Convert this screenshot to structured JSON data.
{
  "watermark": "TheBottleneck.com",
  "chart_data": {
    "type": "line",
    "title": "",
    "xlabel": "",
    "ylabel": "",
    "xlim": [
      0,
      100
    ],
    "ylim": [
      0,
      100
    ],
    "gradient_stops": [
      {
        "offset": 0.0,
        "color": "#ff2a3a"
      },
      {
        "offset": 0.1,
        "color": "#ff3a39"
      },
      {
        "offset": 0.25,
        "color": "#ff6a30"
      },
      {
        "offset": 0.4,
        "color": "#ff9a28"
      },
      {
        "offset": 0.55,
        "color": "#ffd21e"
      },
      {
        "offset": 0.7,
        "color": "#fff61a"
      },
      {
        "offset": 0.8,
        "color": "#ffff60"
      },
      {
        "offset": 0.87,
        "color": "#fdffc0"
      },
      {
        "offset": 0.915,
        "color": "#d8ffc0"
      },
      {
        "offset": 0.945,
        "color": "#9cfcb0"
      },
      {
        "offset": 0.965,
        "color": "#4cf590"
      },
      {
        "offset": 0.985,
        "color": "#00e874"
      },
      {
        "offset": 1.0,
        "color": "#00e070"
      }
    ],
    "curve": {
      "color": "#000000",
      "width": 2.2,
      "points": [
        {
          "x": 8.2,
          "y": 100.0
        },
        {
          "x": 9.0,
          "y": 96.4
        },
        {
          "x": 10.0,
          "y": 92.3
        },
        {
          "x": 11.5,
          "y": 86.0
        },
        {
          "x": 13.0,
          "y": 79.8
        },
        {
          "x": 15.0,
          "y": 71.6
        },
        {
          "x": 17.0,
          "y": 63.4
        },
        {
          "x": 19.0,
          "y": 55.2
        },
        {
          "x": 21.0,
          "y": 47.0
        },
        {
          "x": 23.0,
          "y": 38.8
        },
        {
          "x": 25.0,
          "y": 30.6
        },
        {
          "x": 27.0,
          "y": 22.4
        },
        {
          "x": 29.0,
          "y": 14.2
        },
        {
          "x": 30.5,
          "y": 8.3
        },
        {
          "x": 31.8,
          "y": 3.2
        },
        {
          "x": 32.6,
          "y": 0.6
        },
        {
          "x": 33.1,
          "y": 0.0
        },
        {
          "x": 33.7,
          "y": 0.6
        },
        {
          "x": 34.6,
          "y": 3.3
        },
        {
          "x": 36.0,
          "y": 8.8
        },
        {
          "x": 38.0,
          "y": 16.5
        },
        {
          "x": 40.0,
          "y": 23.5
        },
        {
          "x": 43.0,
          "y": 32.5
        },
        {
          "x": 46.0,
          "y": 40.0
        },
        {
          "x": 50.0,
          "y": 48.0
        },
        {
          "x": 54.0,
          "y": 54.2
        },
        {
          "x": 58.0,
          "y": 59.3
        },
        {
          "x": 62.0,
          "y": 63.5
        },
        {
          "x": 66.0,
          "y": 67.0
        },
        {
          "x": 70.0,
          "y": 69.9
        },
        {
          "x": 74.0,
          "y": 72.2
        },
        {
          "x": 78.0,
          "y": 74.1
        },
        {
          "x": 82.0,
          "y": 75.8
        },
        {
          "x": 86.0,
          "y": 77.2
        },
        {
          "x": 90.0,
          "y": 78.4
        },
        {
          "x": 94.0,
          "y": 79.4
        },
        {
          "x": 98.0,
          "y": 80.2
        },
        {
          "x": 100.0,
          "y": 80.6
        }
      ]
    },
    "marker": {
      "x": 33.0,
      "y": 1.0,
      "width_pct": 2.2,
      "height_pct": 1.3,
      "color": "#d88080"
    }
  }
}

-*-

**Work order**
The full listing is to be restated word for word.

**Exercise result**
Convert this screenshot to structured JSON data.
{
  "watermark": "TheBottleneck.com",
  "chart_data": {
    "type": "line",
    "title": "",
    "xlabel": "",
    "ylabel": "",
    "xlim": [
      0,
      100
    ],
    "ylim": [
      0,
      100
    ],
    "gradient_stops": [
      {
        "offset": 0.0,
        "color": "#ff2a3a"
      },
      {
        "offset": 0.1,
        "color": "#ff3a39"
      },
      {
        "offset": 0.25,
        "color": "#ff6a30"
      },
      {
        "offset": 0.4,
        "color": "#ff9a28"
      },
      {
        "offset": 0.55,
        "color": "#ffd21e"
      },
      {
        "offset": 0.7,
        "color": "#fff61a"
      },
      {
        "offset": 0.8,
        "color": "#ffff60"
      },
      {
        "offset": 0.87,
        "color": "#fdffc0"
      },
      {
        "offset": 0.915,
        "color": "#d8ffc0"
      },
      {
        "offset": 0.945,
        "color": "#9cfcb0"
      },
      {
        "offset": 0.965,
        "color": "#4cf590"
      },
      {
        "offset": 0.985,
        "color": "#00e874"
      },
      {
        "offset": 1.0,
        "color": "#00e070"
      }
    ],
    "curve": {
      "color": "#000000",
      "width": 2.2,
      "points": [
        {
          "x": 8.2,
          "y": 100.0
        },
        {
          "x": 9.0,
          "y": 96.4
        },
        {
          "x": 10.0,
          "y": 92.3
        },
        {
          "x": 11.5,
          "y": 86.0
        },
        {
          "x": 13.0,
          "y": 79.8
        },
        {
          "x": 15.0,
          "y": 71.6
        },
        {
          "x": 17.0,
          "y": 63.4
        },
        {
          "x": 19.0,
          "y": 55.2
        },
        {
          "x": 21.0,
          "y": 47.0
        },
        {
          "x": 23.0,
          "y": 38.8
        },
        {
          "x": 25.0,
          "y": 30.6
        },
        {
          "x": 27.0,
          "y": 22.4
        },
        {
          "x": 29.0,
          "y": 14.2
        },
        {
          "x": 30.5,
          "y": 8.3
        },
        {
          "x": 31.8,
          "y": 3.2
        },
        {
          "x": 32.6,
          "y": 0.6
        },
        {
          "x": 33.1,
          "y": 0.0
        },
        {
          "x": 33.7,
          "y": 0.6
        },
        {
          "x": 34.6,
          "y": 3.3
        },
        {
          "x": 36.0,
          "y": 8.8
        },
        {
          "x": 38.0,
          "y": 16.5
        },
        {
          "x": 40.0,
          "y": 23.5
        },
        {
          "x": 43.0,
          "y": 32.5
        },
        {
          "x": 46.0,
          "y": 40.0
        },
        {
          "x": 50.0,
          "y": 48.0
        },
        {
          "x": 54.0,
          "y": 54.2
        },
        {
          "x": 58.0,
          "y": 59.3
        },
        {
          "x": 62.0,
          "y": 63.5
        },
        {
          "x": 66.0,
          "y": 67.0
        },
        {
          "x": 70.0,
          "y": 69.9
        },
        {
          "x": 74.0,
          "y": 72.2
        },
        {
          "x": 78.0,
          "y": 74.1
        },
        {
          "x": 82.0,
          "y": 75.8
        },
        {
          "x": 86.0,
          "y": 77.2
        },
        {
          "x": 90.0,
          "y": 78.4
        },
        {
          "x": 94.0,
          "y": 79.4
        },
        {
          "x": 98.0,
          "y": 80.2
        },
        {
          "x": 100.0,
          "y": 80.6
        }
      ]
    },
    "marker": {
      "x": 33.0,
      "y": 1.0,
      "width_pct": 2.2,
      "height_pct": 1.3,
      "color": "#d88080"
    }
  }
}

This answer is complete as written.